■ **Work required**
Write each entry again exactly as shown, but without the images it holds.

■ **Dataset**
* * * * *

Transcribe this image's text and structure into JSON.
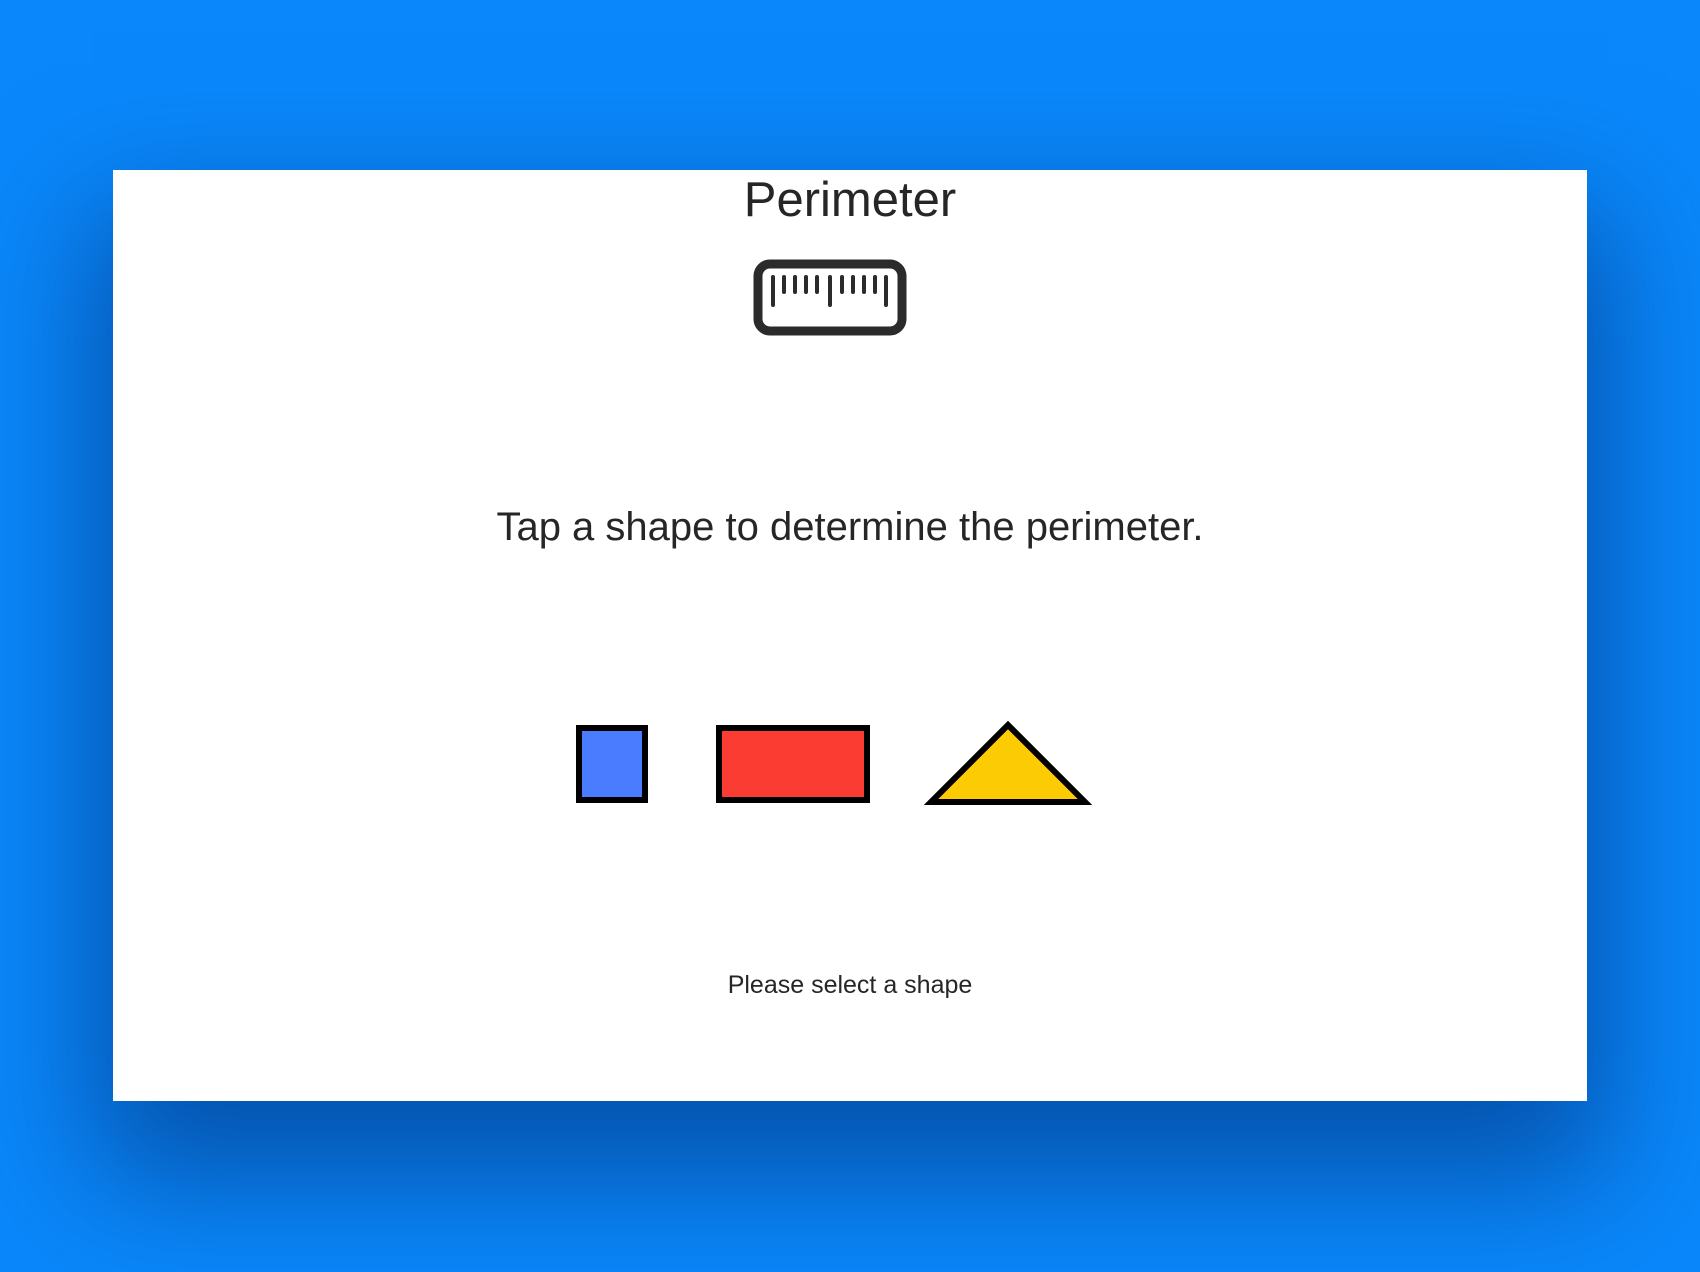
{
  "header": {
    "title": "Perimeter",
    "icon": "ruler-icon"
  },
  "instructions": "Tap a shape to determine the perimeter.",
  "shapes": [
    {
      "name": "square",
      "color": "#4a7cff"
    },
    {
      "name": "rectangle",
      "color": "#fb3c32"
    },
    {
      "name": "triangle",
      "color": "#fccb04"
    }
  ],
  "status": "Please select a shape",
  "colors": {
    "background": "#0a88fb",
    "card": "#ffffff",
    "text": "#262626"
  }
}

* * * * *

■ **Response to this exercise**
Transcribe this image's text and structure into JSON.
{
  "header": {
    "title": "Perimeter",
    "icon": "ruler-icon"
  },
  "instructions": "Tap a shape to determine the perimeter.",
  "shapes": [
    {
      "name": "square",
      "color": "#4a7cff"
    },
    {
      "name": "rectangle",
      "color": "#fb3c32"
    },
    {
      "name": "triangle",
      "color": "#fccb04"
    }
  ],
  "status": "Please select a shape",
  "colors": {
    "background": "#0a88fb",
    "card": "#ffffff",
    "text": "#262626"
  }
}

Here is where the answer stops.